dirac wrote:To be fair to Chicago that I have a lot of respect for, let us look at the percentage of HLS and Chicago graduates who have secured SCOTUS clerkships.
http://www.bcgsearch.com/article/900047 ... erkships/#
Yes, top law firm opportunities fall to the top students of every law school in t-20 and you could advise OP to choose Wash U over Yale (no offense to Wash U) if Wash U offers half tuition discount while Yale sticker.
Again, my contention is not that Harvard does not outperform Chicago in SCOTUS clerkships, or that more HLS students do not get summer positions at Wachtell and Bill and Conny. It does, and they do. But you framed these three examples as unique "opportunities available to HLS students." In reality, it takes 7-8+ H's during 1L to be competitive for these firms. And all or nearly all H's with several DS to be competitive for the types of feeder judges (Garland, Reinhardt, Katzmann, ect.). These are slices, of various sizes, of the class. They are not opportunities available to the majority of students at the school, anecdata from well-performing friends aside.
And that's the larger point: there are similarly sized slices (on a percentage basis) of students at Chicago who have access to these same professional opportunities. Not identical; but substantially similar. The distinction between the treatment of a Chicago student and a Harvard student by any particular firm or judge will vary. WashU versus Yale is not an apt analogy. Those are two very different schools; there are firms and judges that hire at one of those schools are not the other. This is not the case with Chicago, and HLS, two very similar schools insofar as the opportunities available to their graduates at different places in the class.
dirac wrote:To address your question about my summer internship place, I am interested in venture capital and startup (that is why I am involved a lot with MIT) and I am going to do my summer internship in CA, Fenwick & West. I did not bid NY firms. But two of my section mates (a section is 80 students at HLS) declined Wachtell offer and at least one other accepted Wachtell.

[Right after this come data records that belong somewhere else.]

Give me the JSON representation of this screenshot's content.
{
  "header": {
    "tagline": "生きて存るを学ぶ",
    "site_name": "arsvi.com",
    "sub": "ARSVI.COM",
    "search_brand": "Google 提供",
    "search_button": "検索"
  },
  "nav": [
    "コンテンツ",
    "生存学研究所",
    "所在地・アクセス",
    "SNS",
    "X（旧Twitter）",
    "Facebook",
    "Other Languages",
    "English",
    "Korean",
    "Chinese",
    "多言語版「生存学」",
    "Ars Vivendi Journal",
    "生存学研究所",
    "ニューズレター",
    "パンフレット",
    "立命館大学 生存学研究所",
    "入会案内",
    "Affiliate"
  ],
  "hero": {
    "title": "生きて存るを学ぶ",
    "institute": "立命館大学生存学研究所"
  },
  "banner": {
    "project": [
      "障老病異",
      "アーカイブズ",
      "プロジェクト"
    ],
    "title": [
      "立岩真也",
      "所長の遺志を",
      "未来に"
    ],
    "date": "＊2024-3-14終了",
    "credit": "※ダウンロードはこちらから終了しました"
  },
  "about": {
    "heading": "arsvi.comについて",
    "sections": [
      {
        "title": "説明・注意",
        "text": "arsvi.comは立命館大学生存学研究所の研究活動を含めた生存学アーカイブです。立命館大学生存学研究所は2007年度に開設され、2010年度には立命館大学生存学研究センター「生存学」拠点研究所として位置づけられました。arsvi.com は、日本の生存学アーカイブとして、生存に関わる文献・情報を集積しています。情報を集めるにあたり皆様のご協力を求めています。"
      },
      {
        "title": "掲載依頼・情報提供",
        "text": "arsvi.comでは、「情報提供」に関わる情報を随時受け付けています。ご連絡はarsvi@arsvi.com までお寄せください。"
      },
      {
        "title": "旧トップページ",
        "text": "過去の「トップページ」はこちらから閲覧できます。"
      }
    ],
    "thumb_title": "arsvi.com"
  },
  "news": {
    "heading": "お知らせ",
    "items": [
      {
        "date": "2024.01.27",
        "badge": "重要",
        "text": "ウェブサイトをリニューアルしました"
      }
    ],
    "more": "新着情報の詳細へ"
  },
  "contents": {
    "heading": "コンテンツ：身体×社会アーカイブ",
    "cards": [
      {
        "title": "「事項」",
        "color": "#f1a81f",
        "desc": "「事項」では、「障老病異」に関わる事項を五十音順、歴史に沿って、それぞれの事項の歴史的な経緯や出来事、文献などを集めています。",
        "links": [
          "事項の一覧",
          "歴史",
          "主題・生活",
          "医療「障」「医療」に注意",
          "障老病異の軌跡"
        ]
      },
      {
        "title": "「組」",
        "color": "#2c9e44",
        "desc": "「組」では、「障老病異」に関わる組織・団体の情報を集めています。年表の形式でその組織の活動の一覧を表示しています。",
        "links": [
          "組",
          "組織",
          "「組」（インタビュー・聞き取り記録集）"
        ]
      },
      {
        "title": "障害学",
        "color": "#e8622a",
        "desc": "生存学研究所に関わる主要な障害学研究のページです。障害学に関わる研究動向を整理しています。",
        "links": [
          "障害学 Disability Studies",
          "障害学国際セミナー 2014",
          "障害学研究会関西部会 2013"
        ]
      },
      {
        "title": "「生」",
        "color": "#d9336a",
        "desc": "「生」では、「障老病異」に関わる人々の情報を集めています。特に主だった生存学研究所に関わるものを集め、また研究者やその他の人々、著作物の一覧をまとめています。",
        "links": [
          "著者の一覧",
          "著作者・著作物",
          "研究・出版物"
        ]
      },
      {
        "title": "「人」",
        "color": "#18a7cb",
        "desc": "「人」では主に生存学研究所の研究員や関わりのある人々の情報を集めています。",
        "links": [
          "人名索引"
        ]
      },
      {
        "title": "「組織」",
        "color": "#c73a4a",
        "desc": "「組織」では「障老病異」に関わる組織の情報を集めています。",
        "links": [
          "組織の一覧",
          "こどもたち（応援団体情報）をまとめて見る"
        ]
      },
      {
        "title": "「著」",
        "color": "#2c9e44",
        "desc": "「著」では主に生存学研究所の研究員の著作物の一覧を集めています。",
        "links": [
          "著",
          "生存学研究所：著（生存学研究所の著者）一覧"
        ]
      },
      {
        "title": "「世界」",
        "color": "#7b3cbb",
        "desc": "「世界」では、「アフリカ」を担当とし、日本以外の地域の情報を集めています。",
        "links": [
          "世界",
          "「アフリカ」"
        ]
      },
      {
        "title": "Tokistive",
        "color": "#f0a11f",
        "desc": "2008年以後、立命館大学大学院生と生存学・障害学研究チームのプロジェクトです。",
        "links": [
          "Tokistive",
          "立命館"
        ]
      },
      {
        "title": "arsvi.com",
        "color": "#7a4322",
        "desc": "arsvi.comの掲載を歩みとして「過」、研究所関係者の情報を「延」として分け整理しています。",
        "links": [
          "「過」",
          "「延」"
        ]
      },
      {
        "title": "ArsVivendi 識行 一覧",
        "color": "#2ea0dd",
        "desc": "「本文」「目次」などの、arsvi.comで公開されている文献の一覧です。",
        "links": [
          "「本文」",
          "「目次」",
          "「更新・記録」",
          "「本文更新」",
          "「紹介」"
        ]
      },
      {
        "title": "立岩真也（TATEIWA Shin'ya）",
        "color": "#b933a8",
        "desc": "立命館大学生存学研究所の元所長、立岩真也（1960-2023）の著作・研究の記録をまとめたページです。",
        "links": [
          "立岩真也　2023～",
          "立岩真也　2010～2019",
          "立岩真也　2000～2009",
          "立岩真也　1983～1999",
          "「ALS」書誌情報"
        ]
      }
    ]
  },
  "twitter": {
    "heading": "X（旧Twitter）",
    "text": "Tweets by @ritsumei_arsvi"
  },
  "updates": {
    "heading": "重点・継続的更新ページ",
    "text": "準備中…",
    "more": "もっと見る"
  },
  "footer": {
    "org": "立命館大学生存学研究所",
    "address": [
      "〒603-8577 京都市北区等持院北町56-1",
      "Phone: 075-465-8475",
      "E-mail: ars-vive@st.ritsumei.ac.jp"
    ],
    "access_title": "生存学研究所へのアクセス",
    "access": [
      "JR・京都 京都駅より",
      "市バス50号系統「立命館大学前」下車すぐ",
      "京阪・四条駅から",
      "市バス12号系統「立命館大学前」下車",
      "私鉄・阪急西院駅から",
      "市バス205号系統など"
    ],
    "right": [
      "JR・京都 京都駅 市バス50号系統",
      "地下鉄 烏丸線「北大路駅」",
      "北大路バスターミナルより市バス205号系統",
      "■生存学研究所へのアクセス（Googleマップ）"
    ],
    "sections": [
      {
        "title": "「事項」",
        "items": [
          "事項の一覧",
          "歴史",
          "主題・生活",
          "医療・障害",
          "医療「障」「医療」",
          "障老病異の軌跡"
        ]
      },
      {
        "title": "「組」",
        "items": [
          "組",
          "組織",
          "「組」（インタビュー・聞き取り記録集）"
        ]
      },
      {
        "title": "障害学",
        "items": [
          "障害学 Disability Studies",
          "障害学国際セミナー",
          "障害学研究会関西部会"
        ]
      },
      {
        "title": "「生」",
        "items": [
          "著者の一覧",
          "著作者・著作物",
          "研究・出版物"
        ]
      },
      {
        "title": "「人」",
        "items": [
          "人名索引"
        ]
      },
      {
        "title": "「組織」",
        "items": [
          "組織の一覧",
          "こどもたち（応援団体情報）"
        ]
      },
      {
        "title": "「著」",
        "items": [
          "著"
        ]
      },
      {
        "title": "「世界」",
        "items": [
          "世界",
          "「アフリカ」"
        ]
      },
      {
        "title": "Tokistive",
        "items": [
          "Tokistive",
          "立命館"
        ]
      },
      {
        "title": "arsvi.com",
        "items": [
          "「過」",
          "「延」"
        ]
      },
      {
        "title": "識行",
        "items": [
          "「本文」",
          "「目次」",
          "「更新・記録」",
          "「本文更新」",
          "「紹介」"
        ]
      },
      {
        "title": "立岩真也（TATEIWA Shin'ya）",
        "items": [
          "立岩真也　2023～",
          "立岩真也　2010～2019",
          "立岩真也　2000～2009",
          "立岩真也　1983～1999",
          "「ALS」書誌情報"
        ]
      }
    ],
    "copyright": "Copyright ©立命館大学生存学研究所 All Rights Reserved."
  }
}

Fenwick is a great shop. I have classmates who started there. Much better for what you want to do than New York firms. When you arrive and see you have to work with attorneys that went to schools other than Harvard--dare I say it, maybe even a graduate from the University of Chicago--I hope you can contain your surprise.